¢ Use a creep feeder designed so that mares cannot gain access and so that foals will not be hurt. If you do not want a field type feeder, you can tie the mare in her stable, allowing the foal to eat.
¢ Put the creep feeder where mares gather frequently.
¢ Feed the creep feed at a rate of 1% of the foal’s body weight per day (max 1 kg/100 kg of body weight).
¢ Choose a feed that will be easy for the foal’s baby teeth to chew.
Generally foal performance decreases immediately after weaning. To minimize this post weaning slump, make sure foals are consuming enough dry feed at weaning to meet their requirements. One way of doing so is by creep feeding. Managing growth during this time is very important because excessive weight gain may cause bone abnormalities and long-lasting skeletal problems.
Feed weaned foals on a combination diet. Firstly, they should be fed good quality forage. They should have access to all the good quality hay they will consume and allowed all the voluntary exercise they want. Research has shown that exercise strengthens bone, increases cortical thickness and makes for a sound future athlete.
Secondly, weanlings should be fed concentrates between 0.5kg 1.5kg per day as per the recommendations listed on the product bag.
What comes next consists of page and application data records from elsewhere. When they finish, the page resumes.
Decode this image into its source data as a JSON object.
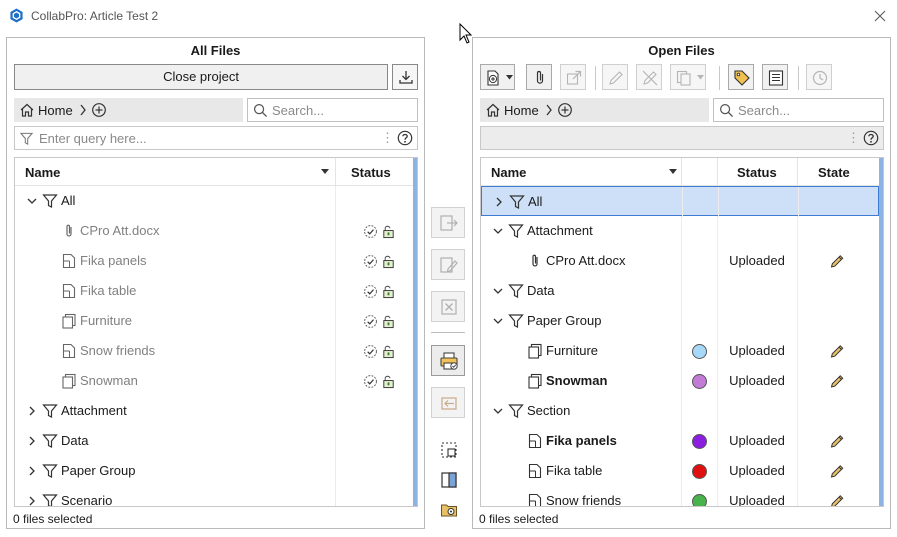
{
  "window": {
    "title": "CollabPro: Article Test 2"
  },
  "left": {
    "title": "All Files",
    "close_project_label": "Close project",
    "breadcrumb_home": "Home",
    "search_placeholder": "Search...",
    "query_placeholder": "Enter query here...",
    "columns": {
      "name": "Name",
      "status": "Status"
    },
    "rows": [
      {
        "label": "All",
        "type": "filter",
        "expanded": true,
        "level": 0
      },
      {
        "label": "CPro Att.docx",
        "type": "attachment",
        "level": 1,
        "grey": true
      },
      {
        "label": "Fika panels",
        "type": "drawing",
        "level": 1,
        "grey": true
      },
      {
        "label": "Fika table",
        "type": "drawing",
        "level": 1,
        "grey": true
      },
      {
        "label": "Furniture",
        "type": "group",
        "level": 1,
        "grey": true
      },
      {
        "label": "Snow friends",
        "type": "drawing",
        "level": 1,
        "grey": true
      },
      {
        "label": "Snowman",
        "type": "group",
        "level": 1,
        "grey": true
      },
      {
        "label": "Attachment",
        "type": "filter",
        "expanded": false,
        "level": 0
      },
      {
        "label": "Data",
        "type": "filter",
        "expanded": false,
        "level": 0
      },
      {
        "label": "Paper Group",
        "type": "filter",
        "expanded": false,
        "level": 0
      },
      {
        "label": "Scenario",
        "type": "filter",
        "expanded": false,
        "level": 0
      }
    ],
    "footer": "0 files selected"
  },
  "right": {
    "title": "Open Files",
    "breadcrumb_home": "Home",
    "search_placeholder": "Search...",
    "columns": {
      "name": "Name",
      "status": "Status",
      "state": "State"
    },
    "rows": [
      {
        "label": "All",
        "type": "filter",
        "expanded": false,
        "level": 0,
        "selected": true
      },
      {
        "label": "Attachment",
        "type": "filter",
        "expanded": true,
        "level": 0
      },
      {
        "label": "CPro Att.docx",
        "type": "attachment",
        "level": 1,
        "status": "Uploaded"
      },
      {
        "label": "Data",
        "type": "filter",
        "expanded": true,
        "level": 0
      },
      {
        "label": "Paper Group",
        "type": "filter",
        "expanded": true,
        "level": 0
      },
      {
        "label": "Furniture",
        "type": "group",
        "level": 1,
        "status": "Uploaded",
        "color": "#a8d8f8"
      },
      {
        "label": "Snowman",
        "type": "group",
        "level": 1,
        "status": "Uploaded",
        "color": "#c27bd6",
        "bold": true
      },
      {
        "label": "Section",
        "type": "filter",
        "expanded": true,
        "level": 0
      },
      {
        "label": "Fika panels",
        "type": "drawing",
        "level": 1,
        "status": "Uploaded",
        "color": "#8a1fe0",
        "bold": true
      },
      {
        "label": "Fika table",
        "type": "drawing",
        "level": 1,
        "status": "Uploaded",
        "color": "#e01010"
      },
      {
        "label": "Snow friends",
        "type": "drawing",
        "level": 1,
        "status": "Uploaded",
        "color": "#47b34a"
      }
    ],
    "footer": "0 files selected"
  }
}
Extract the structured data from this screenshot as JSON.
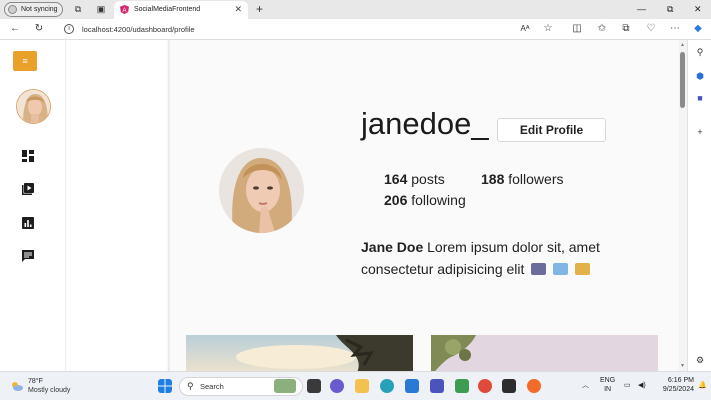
{
  "browser": {
    "profile_label": "Not syncing",
    "tab_title": "SocialMediaFrontend",
    "url": "localhost:4200/udashboard/profile"
  },
  "app": {
    "menu_icon": "menu-icon",
    "nav_icons": [
      "dashboard-icon",
      "video-library-icon",
      "analytics-icon",
      "chat-icon"
    ],
    "accent_color": "#e9a12a"
  },
  "profile": {
    "username": "janedoe_",
    "edit_button": "Edit Profile",
    "posts_count": "164",
    "posts_label": "posts",
    "followers_count": "188",
    "followers_label": "followers",
    "following_count": "206",
    "following_label": "following",
    "display_name": "Jane Doe",
    "bio": "Lorem ipsum dolor sit, amet consectetur adipisicing elit"
  },
  "taskbar": {
    "temperature": "78°F",
    "weather": "Mostly cloudy",
    "search_label": "Search",
    "language": "ENG",
    "region": "IN",
    "time": "6:16 PM",
    "date": "9/25/2024"
  }
}
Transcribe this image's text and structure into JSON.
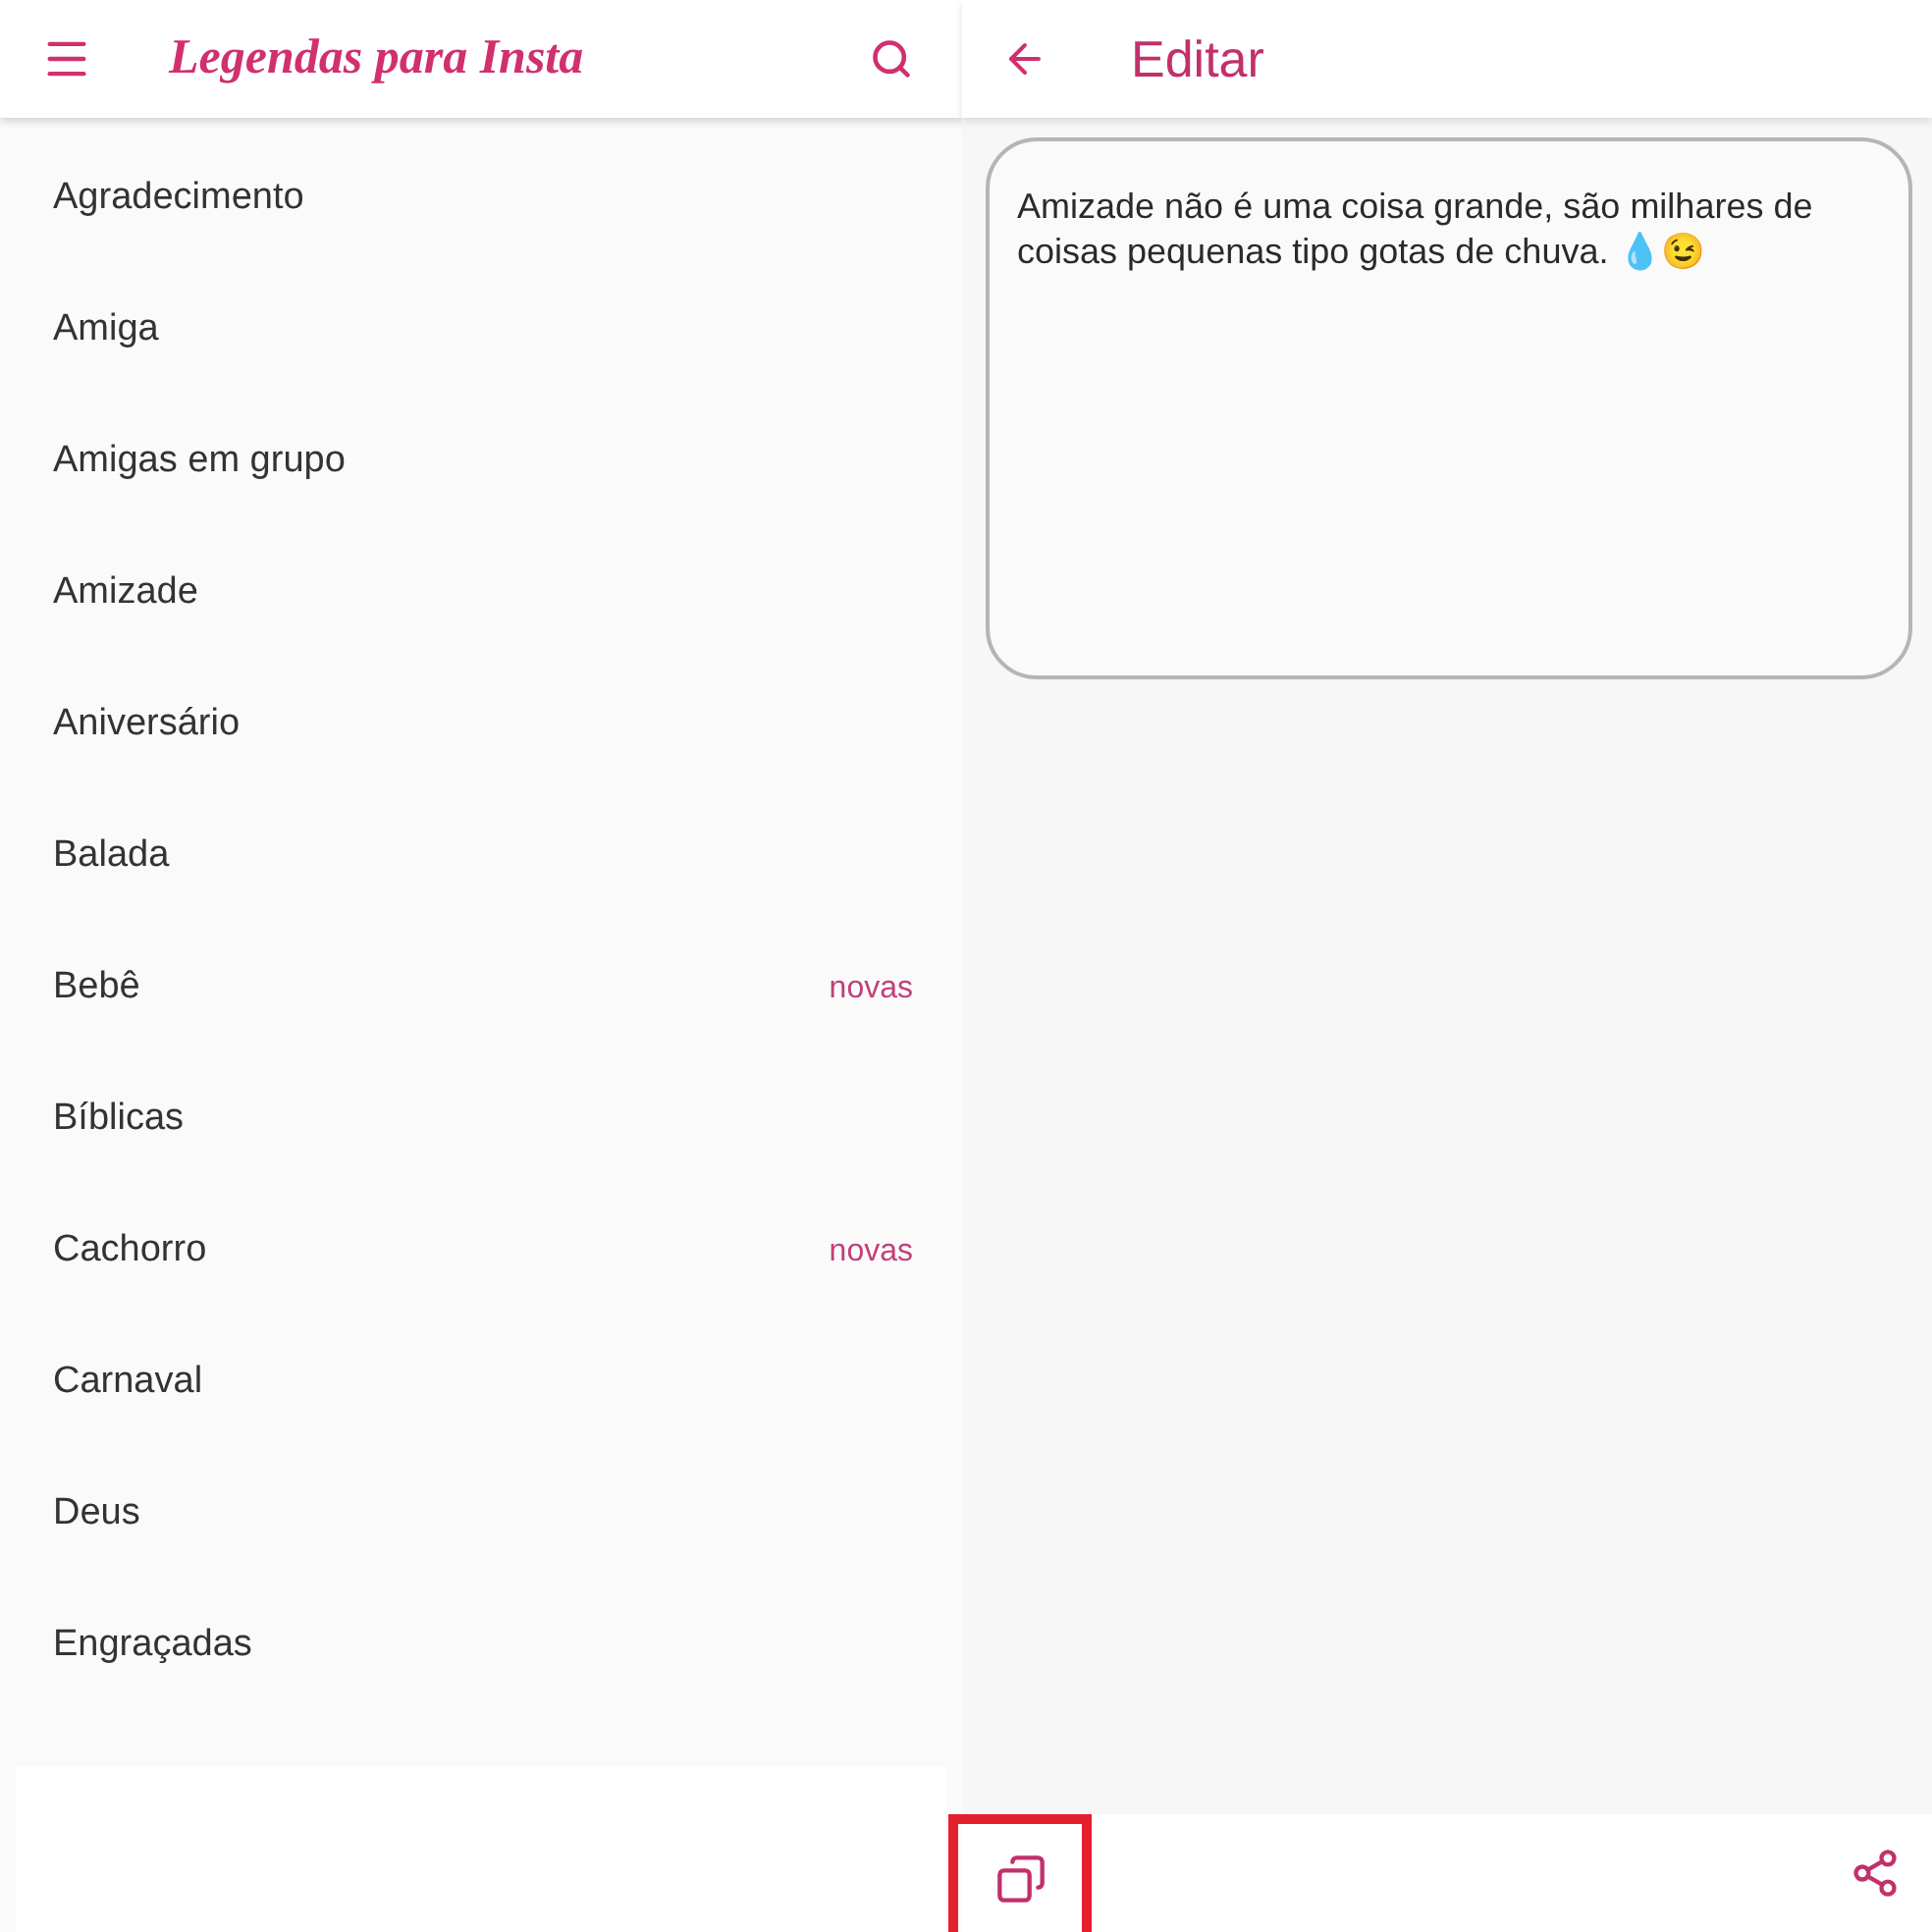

Be careful not to feed weanlings too much concentrate. If you feed them high levels of concentrates, they will grow more rapidly and this rapid growth may harm skeletal and tendon development. Therefore, adjust feed intake to avoid overfeeding.
As a yearling’s growth rate slows considerably by the age of 12 months, yearlings can consume more kilograms of dry matter. Therefore, they need lower nutrient concentrations in their ration. Feed grain to yearlings at approximately 0.5 to 1.5 kg/100 kg of body weight. Even though yearlings require only 12% crude protein in the total ration, a 14% crude protein concentrate ration gives you more flexibility. With this level, even if you use different types of hays with protein variations, the horse will still get enough protein. A 400 kg yearling may receive 1.5 to 2kg of concentrate per day plus free choice hay or pasture. The amount of concentrate required varies due to forage quality and quantity.
By the time yearlings are 18 months old (known as long yearlings), their growth rate has slowed even further. Although long yearlings only require 10% protein, you do not need to formulate a new ration for them. You can feed them the same ration as a 12 month yearling. As horses have highly individual requirements, you need to adjust feed consumption to account for changes in individual condition. Therefore, you must combine your knowledge of nutrition, your eye for condition and common sense to make the final adjustments on feed intake.
By Tania Cubitt, PhD, Hygain Nutritionist, reprinted with permission.